By Simeon Tassev, Managing Director and Qualified Security Assessor at Galix
Cybercrime is undoubtedly a growing problem, and the costs involved are significant. The cybersecurity industry is therefore also growing to meet the threat head on. The terms ‘white hat’, ‘black hat’ and ‘grey hat’ have emerged to describe the various players in the field. Those in the cybersecurity industry are known as white hats and those on the ‘dark side’ are the black hats. Those who continue to operate as cybersecurity professionals while dabbling in the criminal underworld are known as grey hats and are perceived to be a growing threat. The reality though is that the vast majority of cybersecurity professionals are no ‘Darth Vader’, and are unlikely to be swayed to the ‘dark side’.
A recent report released by Malwarebytes, entitled “White Hat, Black Hat and the Emergence of the Grey Hat; The True Costs of Cybercrime”, highlights that “a significant proportion of security professionals are suspected of being “grey hats” – those who continue as security practitioners while also getting involved in cybercrime.” The report also states that globally, “one in 22 security professionals are perceived to be grey hats”, and “12 percent of security professionals admit to considering participation in black hat activity, 22 percent have actually been approached about doing so, and 41 percent either know or have known someone who has participated in this activity.”

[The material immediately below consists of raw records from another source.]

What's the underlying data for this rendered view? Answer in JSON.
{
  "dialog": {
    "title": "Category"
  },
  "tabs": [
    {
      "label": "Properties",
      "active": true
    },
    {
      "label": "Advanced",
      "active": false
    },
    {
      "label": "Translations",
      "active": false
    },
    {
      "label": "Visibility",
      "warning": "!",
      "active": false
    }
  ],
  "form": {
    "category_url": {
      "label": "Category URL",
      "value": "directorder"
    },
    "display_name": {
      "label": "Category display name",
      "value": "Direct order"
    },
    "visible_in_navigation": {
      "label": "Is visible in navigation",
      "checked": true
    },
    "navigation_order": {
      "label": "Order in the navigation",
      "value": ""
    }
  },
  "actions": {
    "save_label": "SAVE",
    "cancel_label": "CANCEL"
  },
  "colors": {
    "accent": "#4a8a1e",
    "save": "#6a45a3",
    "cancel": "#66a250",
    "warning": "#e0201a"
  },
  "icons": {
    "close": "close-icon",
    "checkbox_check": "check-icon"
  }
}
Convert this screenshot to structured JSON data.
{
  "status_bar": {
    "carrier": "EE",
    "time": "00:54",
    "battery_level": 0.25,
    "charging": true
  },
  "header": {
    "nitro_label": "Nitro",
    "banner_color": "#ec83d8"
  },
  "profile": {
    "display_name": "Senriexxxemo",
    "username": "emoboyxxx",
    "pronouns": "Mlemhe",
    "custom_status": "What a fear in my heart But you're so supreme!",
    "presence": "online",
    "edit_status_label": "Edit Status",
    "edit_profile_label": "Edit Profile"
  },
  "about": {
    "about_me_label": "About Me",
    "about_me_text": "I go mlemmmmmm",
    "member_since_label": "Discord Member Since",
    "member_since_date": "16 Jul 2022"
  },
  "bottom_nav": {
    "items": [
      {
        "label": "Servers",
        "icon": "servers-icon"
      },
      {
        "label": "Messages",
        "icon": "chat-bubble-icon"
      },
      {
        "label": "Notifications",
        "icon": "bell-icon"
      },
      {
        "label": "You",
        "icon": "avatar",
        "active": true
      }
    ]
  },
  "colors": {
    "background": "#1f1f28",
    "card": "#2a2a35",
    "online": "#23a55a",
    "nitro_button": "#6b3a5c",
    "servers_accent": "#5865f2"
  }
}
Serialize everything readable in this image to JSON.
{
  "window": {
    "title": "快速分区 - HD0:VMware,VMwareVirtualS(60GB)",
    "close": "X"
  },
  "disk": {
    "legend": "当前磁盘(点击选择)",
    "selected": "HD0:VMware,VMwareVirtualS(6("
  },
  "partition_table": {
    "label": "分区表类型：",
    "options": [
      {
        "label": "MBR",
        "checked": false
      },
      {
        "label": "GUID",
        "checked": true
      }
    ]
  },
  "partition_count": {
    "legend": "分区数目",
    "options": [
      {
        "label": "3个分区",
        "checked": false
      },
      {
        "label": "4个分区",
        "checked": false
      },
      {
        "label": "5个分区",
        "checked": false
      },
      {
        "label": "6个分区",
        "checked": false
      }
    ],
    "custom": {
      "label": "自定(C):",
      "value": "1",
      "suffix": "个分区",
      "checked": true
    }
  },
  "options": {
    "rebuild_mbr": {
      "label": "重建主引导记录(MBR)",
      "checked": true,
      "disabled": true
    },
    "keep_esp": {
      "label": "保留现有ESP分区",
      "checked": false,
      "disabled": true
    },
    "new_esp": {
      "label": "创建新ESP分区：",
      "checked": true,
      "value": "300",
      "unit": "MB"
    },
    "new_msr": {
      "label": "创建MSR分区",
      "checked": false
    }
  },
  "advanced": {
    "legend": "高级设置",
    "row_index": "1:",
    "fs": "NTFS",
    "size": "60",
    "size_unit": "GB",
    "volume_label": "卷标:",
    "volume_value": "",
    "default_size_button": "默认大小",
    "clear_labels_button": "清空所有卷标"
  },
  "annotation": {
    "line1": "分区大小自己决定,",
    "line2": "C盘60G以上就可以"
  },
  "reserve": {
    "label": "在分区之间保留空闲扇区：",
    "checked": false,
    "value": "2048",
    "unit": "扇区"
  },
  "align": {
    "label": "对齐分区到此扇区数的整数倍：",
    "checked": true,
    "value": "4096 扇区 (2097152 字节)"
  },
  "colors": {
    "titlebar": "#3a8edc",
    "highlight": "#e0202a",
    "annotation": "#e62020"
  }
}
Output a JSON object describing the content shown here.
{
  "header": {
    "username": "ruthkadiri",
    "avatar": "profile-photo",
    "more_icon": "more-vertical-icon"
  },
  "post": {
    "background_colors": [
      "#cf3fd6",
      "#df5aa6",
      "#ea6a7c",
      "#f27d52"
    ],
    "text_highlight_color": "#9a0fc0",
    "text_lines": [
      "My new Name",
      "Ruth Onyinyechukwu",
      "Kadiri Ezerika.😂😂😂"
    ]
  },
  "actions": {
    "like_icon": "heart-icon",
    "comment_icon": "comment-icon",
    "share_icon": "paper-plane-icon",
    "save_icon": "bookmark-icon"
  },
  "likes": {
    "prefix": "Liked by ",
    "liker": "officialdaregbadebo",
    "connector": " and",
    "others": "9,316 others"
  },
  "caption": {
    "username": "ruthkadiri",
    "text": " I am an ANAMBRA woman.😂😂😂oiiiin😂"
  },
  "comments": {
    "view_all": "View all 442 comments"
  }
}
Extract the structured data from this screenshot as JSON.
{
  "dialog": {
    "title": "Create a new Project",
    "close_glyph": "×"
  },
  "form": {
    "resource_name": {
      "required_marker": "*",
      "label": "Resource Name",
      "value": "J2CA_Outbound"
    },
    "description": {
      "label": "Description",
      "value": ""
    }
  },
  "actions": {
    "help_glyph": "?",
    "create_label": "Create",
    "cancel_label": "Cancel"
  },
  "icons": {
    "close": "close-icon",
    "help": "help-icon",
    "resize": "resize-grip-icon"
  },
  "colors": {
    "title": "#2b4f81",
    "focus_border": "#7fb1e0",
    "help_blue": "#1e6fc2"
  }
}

These statistics seem to be alarming, but in truth the problem is not what it appears to be. Money is often cited as the main motivator for dabbling in cybercrime, but this is not necessarily the whole picture. Generally, the skills and capabilities required to successfully participate in cybercrime activities are high level and take many years to acquire. These types of senior cybersecurity experts are in short supply and are therefore highly sought after and well paid.
In addition, the pay-out from cybercrime is nowhere near as inflated as Hollywood portrays it to be. And while it may be true that many cybersecurity professionals have participated in so-called grey hat activity, the vast majority back out quickly. The fear of getting caught, as well as the realisation that criminal activities are still work, without significant pay-out, often causes a rapid return to the ‘light’.
The motivation to dabble in criminal activity is therefore not driven by money alone. In many instances, those who turn to cybercrime are doing it for the challenge or the thrill. Certain personality types will always be drawn to the ‘bad’, much like Anakin Skywalker was drawn to the dark, and they are easily influenced to make their transformation to the dark side complete. This happens regardless of their industry and is not specific to cybersecurity and cybercrime.
Cybercrime is seldom driven by desperation, but more frequently by curiosity, boredom, unhappiness or the need to prove something. The key to curbing the threat of the grey hat is to firstly clearly define the laws around what constitutes cybercrime activities. There are many blurred lines, and crimes that previously did not exist was due to the fact that the technology previously did not exist. These loopholes are what grey hats take advantage of and hide behind, and they need to be eliminated so they can no longer be exploited.
Highly skilled ‘jedi’ like employees need to be challenged and paid well to prevent them from straying from the ‘light side’, and laws need to be put into place across typical jurisdictional boundaries to govern cybercrime activities on a global scale. With tangible fines and potential jail time involved, more people will think twice before straying into the grey areas.